“You know, I’m honest. I work hard. I work from 2 p.m. to 11 p.m. unloading trucks and stocking shelves. Then, I work a second job from midnight to 4 a.m. I’m saving up for an apartment. I have half I need saved up so far. I try to be respectful of everyone. It’s kind of hard sometimes, [because] everyone is so negative out here, but the most difficult aspect for me is not being able to go home to my own apartment and sleep. I have to find a table at the [Lawrence Street] Community Center to try and get some sleep, to lay my head on the table for an hour or two and take little cat naps.”
Shavon’s New York accent is becoming more and more noticeable, and with it, so too are her convictions.
“You know, anything can happen. Anyone can be in this situation. If you live in a million dollar home, you could be in this situation in less than a minute. I came from a really good background, you know. I graduated high school. I graduated college. I used to be a medical assistant.”
“Now I fill out applications and put them out there but no one calls me back…it makes me upset. They’ll look me over faster than they would you. But I’ve got to stay positive, you know.”
Shavon’s words slow down. She pauses, looks down at her half-eaten bagel, nods, and then nods again. “Yeah…I’ve got to stay positive about it.”

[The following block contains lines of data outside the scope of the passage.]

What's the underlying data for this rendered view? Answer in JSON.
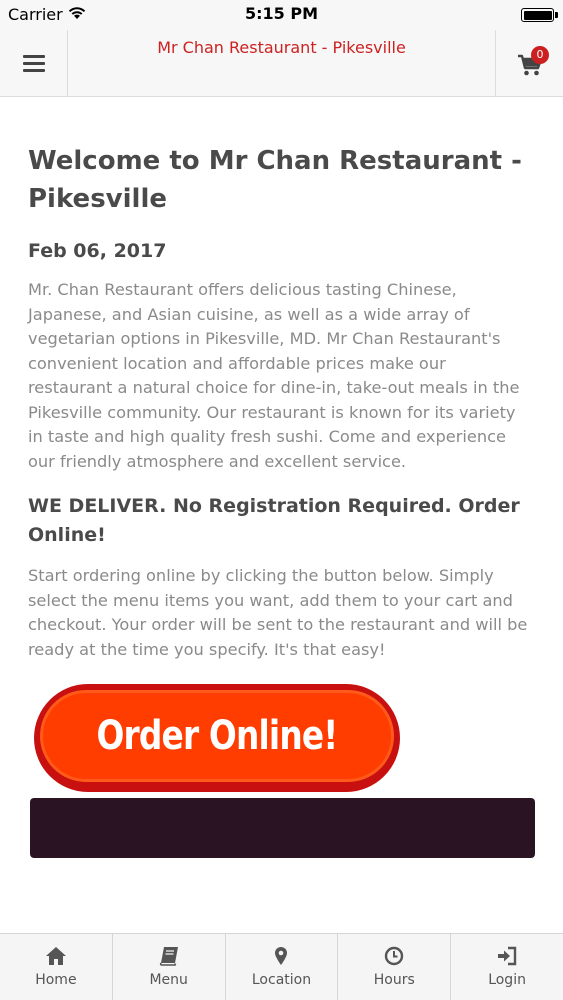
{
  "status_bar": {
    "carrier": "Carrier",
    "time": "5:15 PM"
  },
  "header": {
    "title": "Mr Chan Restaurant - Pikesville",
    "title_color": "#cc2222",
    "cart_count": "0",
    "menu_icon": "hamburger-icon",
    "cart_icon": "cart-icon"
  },
  "article": {
    "title": "Welcome to Mr Chan Restaurant - Pikesville",
    "date": "Feb 06, 2017",
    "intro": "Mr. Chan Restaurant offers delicious tasting Chinese, Japanese, and Asian cuisine, as well as a wide array of vegetarian options in Pikesville, MD.   Mr Chan Restaurant's convenient location and affordable prices make our restaurant a natural choice for dine-in, take-out meals in the Pikesville community. Our restaurant is known for its variety in taste and high quality fresh sushi. Come and experience our friendly atmosphere and excellent service.",
    "subheading": "WE DELIVER. No Registration Required. Order Online!",
    "instructions": "Start ordering online by clicking the button below. Simply select the menu items you want, add them to your cart and checkout. Your order will be sent to the restaurant and will be ready at the time you specify. It's that easy!",
    "order_button_label": "Order Online!"
  },
  "tab_bar": {
    "tabs": [
      {
        "label": "Home",
        "icon": "home-icon"
      },
      {
        "label": "Menu",
        "icon": "book-icon"
      },
      {
        "label": "Location",
        "icon": "map-pin-icon"
      },
      {
        "label": "Hours",
        "icon": "clock-icon"
      },
      {
        "label": "Login",
        "icon": "login-icon"
      }
    ]
  }
}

“Shavon, how do you do that?” I say. “How do you stay positive in this situation?”
“My daughter. I’ve got to stay strong for her, and a lot of it is my belief in God. I believe God will always open a door for me if something else doesn’t work out. I pray to Him, and I know He has my back.”
Faces of The Mission is a blog series written by Jordan Smith, a Next Step Coordinator at the Lawrence Street Community Center, offering insights and real life stories from people experiencing homelessness and hardships.